Date: Thu, 7 Nov 2002 08:48:56 -0500
From: Marie Ascher <lounge_ascher@HOTMAIL.COM>
Subject: For Bonnie

Below is my whtm...it got captured and held hostage by the listserv

The hotel/B&B that we stayed at was the Wateredge in Ambleside, which Frommer's describes as a "winning little choice". Here are some pictures: http://www.ambleside.u-k.org/adverts/wateredge/main.html.

On the day we arrived -- from London -- we were very very hungry. We were between meals at the hotel (they served breakfast, lunch and dinner to all guests every day) but they offered us some soup. Two huge bowls of creamy wild mushroom soup arrived in our room shortly thereafter. Soup was the thing to eat on this trip. I figure they do soup so well because it's soup weather all the time. Soup and tea. Our room itself was sort of overly <like that>, kind of froufrou frilly, and not in the oldest part of the building. But we were at ground level, with lakefront views and access.

The thing that really stands out about the place as a place to stay is the food. We stayed there for I think three nights, and we ate every single breakfast and dinner at the hotel. More food than we should eat, all very rich, and very delicious. Duck, lamb, fish. I think it was all very British but that British cooking has come a long way.

I'm sure this isn't helpful. I can't entirely recommend the place because like you I know there is probably better, you might have stayed in better, although I saw no flaw from the staff, to the accommodations themselves, to the setting, and of course, the food.

They had boats with little outboard motors (that's right, right? -- a little puttery thing) for guests to use so one day (or twice) we went out on the lake (Windermere, that is) and tied our boat to a dock over at Bowness, which is apparently the town where Bill and Hillary got engaged. We had lunch there, soup of course. And pints. Yes, soup and pints. A cute little town of curvy roads. We were quite taken with Ambleside and the whole area -- the stonework, the quaintness of these towns, the natural beauty of the area. One cabbie said the Texans who visit refer to the stone walls as "stone fences".

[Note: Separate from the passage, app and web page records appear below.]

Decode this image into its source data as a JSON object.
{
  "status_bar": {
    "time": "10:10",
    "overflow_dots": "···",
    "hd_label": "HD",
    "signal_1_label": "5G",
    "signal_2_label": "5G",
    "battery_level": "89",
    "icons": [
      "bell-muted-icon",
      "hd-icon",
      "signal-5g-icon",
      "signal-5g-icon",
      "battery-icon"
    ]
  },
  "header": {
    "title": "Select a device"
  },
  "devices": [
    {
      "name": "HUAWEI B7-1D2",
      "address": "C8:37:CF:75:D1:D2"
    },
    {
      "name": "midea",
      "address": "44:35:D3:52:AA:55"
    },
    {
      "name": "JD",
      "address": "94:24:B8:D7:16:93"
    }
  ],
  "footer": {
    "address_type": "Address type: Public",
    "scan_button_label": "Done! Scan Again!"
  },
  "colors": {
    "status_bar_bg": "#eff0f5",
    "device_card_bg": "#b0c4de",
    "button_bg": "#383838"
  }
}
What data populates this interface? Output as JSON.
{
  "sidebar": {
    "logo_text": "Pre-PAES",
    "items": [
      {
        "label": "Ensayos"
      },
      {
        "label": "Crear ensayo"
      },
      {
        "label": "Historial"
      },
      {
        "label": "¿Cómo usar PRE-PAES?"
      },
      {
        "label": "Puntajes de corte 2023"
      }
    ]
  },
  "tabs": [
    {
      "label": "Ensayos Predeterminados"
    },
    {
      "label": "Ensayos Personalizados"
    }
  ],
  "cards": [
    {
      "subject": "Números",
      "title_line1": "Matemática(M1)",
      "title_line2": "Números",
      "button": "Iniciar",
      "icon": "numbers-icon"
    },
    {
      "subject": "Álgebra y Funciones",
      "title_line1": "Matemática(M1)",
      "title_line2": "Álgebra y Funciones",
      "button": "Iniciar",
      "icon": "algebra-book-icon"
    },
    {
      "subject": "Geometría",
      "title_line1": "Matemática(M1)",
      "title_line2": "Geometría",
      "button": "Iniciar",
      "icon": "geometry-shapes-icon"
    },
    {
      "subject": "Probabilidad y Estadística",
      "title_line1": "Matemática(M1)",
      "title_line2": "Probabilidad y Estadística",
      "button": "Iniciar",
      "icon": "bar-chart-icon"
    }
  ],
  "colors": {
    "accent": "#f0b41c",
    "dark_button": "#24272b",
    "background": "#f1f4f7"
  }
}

One day we played pitch n putt golf in Ambleside, which seemed a very British thing to do, me in my red Doc Marten's (procured in London), however. I do not have a talent in this area. I had to climb a wall into an adjoining cemetery at one point.

We bussed to near Castlerigg, and then walked along that very hallucinogenic path to the stone circle. I think I had something of an out-of-body experience along there. Maybe I ate something funny. When we got there, though, there was a group of <differently abled> adults picnicking in the middle of the circle. I got some really good pictures in which I don't
include any people, and it looks like I'm in the coolest, most serene place ever, because my pictures don't come with audio. The walk was the best part.

Oh, we also went to Wordsworth's home in...ahem, Cockermouth.

We took some walks in the woods, but we didn't <hike>. We didn't bring
the best footwear for it.

Marie